[DESCRIPTION OF THE TASK]:
Could you return all of the records exactly as they stand?

........

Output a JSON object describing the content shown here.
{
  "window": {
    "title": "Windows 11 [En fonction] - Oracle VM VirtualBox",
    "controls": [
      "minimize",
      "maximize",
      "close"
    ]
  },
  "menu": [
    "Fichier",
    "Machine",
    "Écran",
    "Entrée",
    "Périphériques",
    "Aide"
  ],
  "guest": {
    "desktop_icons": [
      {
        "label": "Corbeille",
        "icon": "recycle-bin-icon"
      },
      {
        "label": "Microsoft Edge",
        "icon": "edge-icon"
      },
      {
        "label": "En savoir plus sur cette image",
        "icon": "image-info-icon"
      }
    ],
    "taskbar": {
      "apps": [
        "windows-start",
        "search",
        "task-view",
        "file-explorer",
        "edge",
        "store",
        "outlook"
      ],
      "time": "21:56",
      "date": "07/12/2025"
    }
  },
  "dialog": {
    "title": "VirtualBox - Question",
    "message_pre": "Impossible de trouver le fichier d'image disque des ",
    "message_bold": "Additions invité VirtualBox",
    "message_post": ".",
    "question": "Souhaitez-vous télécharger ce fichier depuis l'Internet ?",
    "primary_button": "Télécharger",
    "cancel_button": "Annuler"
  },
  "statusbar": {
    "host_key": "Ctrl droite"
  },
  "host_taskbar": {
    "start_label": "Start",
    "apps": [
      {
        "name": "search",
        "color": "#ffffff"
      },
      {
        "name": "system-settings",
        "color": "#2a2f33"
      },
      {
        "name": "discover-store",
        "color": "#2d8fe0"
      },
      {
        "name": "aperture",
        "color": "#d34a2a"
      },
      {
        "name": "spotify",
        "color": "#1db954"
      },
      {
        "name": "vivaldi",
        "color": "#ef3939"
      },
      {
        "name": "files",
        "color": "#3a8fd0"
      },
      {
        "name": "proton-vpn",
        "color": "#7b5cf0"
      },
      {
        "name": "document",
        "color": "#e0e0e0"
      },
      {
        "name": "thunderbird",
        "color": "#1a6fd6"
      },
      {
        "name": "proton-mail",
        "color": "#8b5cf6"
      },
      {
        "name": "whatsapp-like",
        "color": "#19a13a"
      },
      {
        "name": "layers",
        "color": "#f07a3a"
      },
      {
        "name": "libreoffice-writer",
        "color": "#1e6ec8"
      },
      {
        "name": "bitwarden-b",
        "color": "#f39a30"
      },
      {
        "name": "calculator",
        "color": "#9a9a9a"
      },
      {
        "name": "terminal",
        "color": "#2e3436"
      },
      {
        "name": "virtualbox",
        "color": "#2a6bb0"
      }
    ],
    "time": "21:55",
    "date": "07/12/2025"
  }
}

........

[ANSWER TO THIS TASK]:
Output a JSON object describing the content shown here.
{
  "window": {
    "title": "Windows 11 [En fonction] - Oracle VM VirtualBox",
    "controls": [
      "minimize",
      "maximize",
      "close"
    ]
  },
  "menu": [
    "Fichier",
    "Machine",
    "Écran",
    "Entrée",
    "Périphériques",
    "Aide"
  ],
  "guest": {
    "desktop_icons": [
      {
        "label": "Corbeille",
        "icon": "recycle-bin-icon"
      },
      {
        "label": "Microsoft Edge",
        "icon": "edge-icon"
      },
      {
        "label": "En savoir plus sur cette image",
        "icon": "image-info-icon"
      }
    ],
    "taskbar": {
      "apps": [
        "windows-start",
        "search",
        "task-view",
        "file-explorer",
        "edge",
        "store",
        "outlook"
      ],
      "time": "21:56",
      "date": "07/12/2025"
    }
  },
  "dialog": {
    "title": "VirtualBox - Question",
    "message_pre": "Impossible de trouver le fichier d'image disque des ",
    "message_bold": "Additions invité VirtualBox",
    "message_post": ".",
    "question": "Souhaitez-vous télécharger ce fichier depuis l'Internet ?",
    "primary_button": "Télécharger",
    "cancel_button": "Annuler"
  },
  "statusbar": {
    "host_key": "Ctrl droite"
  },
  "host_taskbar": {
    "start_label": "Start",
    "apps": [
      {
        "name": "search",
        "color": "#ffffff"
      },
      {
        "name": "system-settings",
        "color": "#2a2f33"
      },
      {
        "name": "discover-store",
        "color": "#2d8fe0"
      },
      {
        "name": "aperture",
        "color": "#d34a2a"
      },
      {
        "name": "spotify",
        "color": "#1db954"
      },
      {
        "name": "vivaldi",
        "color": "#ef3939"
      },
      {
        "name": "files",
        "color": "#3a8fd0"
      },
      {
        "name": "proton-vpn",
        "color": "#7b5cf0"
      },
      {
        "name": "document",
        "color": "#e0e0e0"
      },
      {
        "name": "thunderbird",
        "color": "#1a6fd6"
      },
      {
        "name": "proton-mail",
        "color": "#8b5cf6"
      },
      {
        "name": "whatsapp-like",
        "color": "#19a13a"
      },
      {
        "name": "layers",
        "color": "#f07a3a"
      },
      {
        "name": "libreoffice-writer",
        "color": "#1e6ec8"
      },
      {
        "name": "bitwarden-b",
        "color": "#f39a30"
      },
      {
        "name": "calculator",
        "color": "#9a9a9a"
      },
      {
        "name": "terminal",
        "color": "#2e3436"
      },
      {
        "name": "virtualbox",
        "color": "#2a6bb0"
      }
    ],
    "time": "21:55",
    "date": "07/12/2025"
  }
}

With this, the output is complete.